1997 was the year of Mercatone Uno and Pantani. The man from Romagna had already made Italian sports fans fall in love with him on the great climbs of the Giro d’Italia but the serious accident during the Milan-Turin the year before had placed many questions on his future. A gamble full of risks that Wilier, involved in the project of the technician Giuseppe Martinelli, decided to take by combining his brand with Mercatone’s. The late Luciano Pezzi, the father of the Italian sporting directors and Pantani’s mentor, went to Rossano to define the details of the agreement with Lino Gastaldello, and shortly afterwards an understanding was reached. Mercatone Uno had an excellent formation. Pantani was supported by racers of the calibre of Stefano Garzelli, Roberto Conti, Massimo Podenzana, Beat Zberg, winner of that year’s Placci Cup. Marco Pantani carefully prepared his return, only thinking about the Giro d’Italia. He rode hard and already in the first stages showed everyone that he was back. Until in the final of the stage of 24 May, when a cat crossed the road while the group approached and some riders fell. He was one of them. In pain, Pantani got back on the saddle and managed to reach the final line but had to take the number off and go home. A curse. Pantani’s spirit as well as that of the team and the entire entourage was grounded but there were other challenges to tackle, firstly the Tour de France. On the second day he gave his fans another scare by tumbling again, which fortunately did not put his race at risk.

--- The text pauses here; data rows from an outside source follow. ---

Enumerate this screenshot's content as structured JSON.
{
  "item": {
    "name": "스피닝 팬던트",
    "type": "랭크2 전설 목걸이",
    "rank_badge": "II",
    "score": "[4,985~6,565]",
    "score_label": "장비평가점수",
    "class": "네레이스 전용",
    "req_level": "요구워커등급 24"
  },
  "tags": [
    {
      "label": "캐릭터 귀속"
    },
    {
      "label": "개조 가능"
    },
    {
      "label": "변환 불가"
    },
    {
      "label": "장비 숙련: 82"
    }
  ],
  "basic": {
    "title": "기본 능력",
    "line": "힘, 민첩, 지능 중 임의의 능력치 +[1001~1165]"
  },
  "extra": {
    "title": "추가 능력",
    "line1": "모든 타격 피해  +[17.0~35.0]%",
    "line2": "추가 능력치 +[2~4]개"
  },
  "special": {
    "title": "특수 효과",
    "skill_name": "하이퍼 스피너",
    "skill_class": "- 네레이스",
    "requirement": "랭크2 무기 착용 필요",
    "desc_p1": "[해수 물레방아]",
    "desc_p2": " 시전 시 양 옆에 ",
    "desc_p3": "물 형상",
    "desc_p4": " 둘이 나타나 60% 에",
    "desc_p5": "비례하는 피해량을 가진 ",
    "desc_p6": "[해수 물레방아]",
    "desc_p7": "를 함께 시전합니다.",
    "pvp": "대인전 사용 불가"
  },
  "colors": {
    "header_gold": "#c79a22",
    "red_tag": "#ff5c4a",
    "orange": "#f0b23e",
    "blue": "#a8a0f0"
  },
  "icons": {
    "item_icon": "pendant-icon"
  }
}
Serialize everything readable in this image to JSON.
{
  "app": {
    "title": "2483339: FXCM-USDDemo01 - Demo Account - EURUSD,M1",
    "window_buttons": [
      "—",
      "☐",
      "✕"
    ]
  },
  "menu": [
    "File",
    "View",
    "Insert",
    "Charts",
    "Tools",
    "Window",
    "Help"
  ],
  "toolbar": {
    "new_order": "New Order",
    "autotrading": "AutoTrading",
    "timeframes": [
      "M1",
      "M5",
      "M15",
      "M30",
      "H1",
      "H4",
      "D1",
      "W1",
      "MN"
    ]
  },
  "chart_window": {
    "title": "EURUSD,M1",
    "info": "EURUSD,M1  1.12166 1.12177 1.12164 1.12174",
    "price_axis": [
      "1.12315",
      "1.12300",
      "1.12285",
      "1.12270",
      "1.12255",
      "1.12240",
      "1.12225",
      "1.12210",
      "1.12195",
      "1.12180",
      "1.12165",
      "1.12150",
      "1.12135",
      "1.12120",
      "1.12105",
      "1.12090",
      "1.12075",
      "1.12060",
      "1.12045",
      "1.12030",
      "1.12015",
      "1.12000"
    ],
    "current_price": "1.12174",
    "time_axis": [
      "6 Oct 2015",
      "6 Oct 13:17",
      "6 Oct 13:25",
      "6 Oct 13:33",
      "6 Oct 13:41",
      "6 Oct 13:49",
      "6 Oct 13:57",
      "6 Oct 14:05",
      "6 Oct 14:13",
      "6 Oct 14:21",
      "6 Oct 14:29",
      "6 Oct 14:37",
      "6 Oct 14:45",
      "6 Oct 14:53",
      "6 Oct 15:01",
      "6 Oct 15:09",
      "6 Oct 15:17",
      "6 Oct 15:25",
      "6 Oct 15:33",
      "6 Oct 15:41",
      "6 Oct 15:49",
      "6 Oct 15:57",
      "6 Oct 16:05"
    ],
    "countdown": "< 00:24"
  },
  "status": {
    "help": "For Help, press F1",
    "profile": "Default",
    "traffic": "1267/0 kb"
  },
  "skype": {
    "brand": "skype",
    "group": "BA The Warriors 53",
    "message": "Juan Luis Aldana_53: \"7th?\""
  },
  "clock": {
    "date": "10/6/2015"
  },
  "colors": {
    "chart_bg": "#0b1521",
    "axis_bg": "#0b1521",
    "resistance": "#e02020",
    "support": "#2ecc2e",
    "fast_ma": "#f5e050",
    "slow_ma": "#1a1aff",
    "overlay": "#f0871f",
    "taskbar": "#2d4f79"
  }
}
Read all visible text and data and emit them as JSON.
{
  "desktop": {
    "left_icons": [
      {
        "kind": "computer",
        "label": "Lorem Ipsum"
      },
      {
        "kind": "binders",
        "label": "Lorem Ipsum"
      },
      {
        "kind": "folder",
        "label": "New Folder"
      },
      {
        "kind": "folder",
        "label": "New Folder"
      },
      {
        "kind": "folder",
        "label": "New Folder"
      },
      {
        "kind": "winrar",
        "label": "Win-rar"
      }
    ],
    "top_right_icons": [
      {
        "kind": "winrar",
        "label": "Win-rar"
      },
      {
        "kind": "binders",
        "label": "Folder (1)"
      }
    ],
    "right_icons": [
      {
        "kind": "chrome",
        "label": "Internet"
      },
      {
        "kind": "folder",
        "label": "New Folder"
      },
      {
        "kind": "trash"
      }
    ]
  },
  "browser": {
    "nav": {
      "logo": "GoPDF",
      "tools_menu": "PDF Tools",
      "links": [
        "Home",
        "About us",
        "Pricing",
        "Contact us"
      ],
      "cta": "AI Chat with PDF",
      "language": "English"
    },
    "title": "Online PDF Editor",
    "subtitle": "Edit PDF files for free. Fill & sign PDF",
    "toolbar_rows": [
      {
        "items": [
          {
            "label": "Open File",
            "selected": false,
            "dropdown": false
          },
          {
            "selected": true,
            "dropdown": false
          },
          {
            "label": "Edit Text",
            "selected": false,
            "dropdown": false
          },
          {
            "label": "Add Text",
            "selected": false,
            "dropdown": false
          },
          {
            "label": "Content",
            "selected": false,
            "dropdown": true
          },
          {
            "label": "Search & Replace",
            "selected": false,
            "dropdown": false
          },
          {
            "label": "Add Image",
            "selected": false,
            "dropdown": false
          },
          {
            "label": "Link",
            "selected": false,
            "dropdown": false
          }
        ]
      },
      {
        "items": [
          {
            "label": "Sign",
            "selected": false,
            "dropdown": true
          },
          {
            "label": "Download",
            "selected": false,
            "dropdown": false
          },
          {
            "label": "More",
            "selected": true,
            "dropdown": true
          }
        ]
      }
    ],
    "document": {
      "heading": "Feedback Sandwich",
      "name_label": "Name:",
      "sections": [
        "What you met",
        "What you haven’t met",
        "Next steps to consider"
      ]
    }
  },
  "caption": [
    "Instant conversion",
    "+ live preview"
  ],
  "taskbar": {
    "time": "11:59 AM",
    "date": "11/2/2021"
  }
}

1995: Mariano Piccoli wins the Lenzerheide stage of the Giro d’Italia.

1994: Wilier Triestina moves into a bigger and more modern establishment in Via Fratel Venzo, Rossano Veneto.

Also on the initial ascents, you could not see a dazzling Pantani, due to bronchitis, which really was not helpful. Things changed every day. The closer they got to the legendary Alpine and Pyrenean peaks, the more Pantani improved. At the Alpe d’Huez, which he had already stormed two years before, he offered Italian sports fans some real excitement. Pantani was charged up because the climb intoxicated him to the point of announcing any strategy. At the first slope he sprinted away, aware of his superiority. He did the same that day. Virenque and Ullrich were in his wake but he was uncontrollable. Ten kilometres from the finish line the Frenchman dropped back; shortly after Ullrich did the same.

In the most famous stage race in the world the climber that Italy had its hopes on was off to a slow start. As often happens. He was triumphant. A dream came true. Two days later he raced from Courchevel to Morzine. During the climbs the best were all together; they had a common snare to face. Five kilometres from the pass Pantani repeated his ritual: hands low on the handlebar of his Wilier and off without delay. Once again he was solo, his legend had definitively taken off. The relationship between Marco Pantani and the anufacturers of his bicycles was not just professional.

Tour de France 1997: Marco Pantani wins the Alpe d’Huez stage.

Tour de France 1997: Marco Pantani wins solo in Morzine’s stage.

2000: Individual time-trail world champion Sergey Gonchar.

In preparing the bike, he was meticulous though never obsessed and knew how to work with the mechanics. A great friendship arose with Lino Gastaldello, with no pretences. They were often in touch, possibly to remark on the latest race result. As a sign of gratitude Marco signed his jersey and gave it to him. The paths of Pantani and Wilier Triestina crossed again in 2002. After the whirlwind which had overwhelmed the racer three years before, few still believed in him, too many ups and downs had undermined his career, now reaching the last days. In any case Gastaldello decided to renew the agreement with Mercatone Uno, but the rebirth of the “Pirate” everybody hoped for, including the most skeptical, did not take place.

Marco Pantani in 2002.

Next issue 

22nd October 2013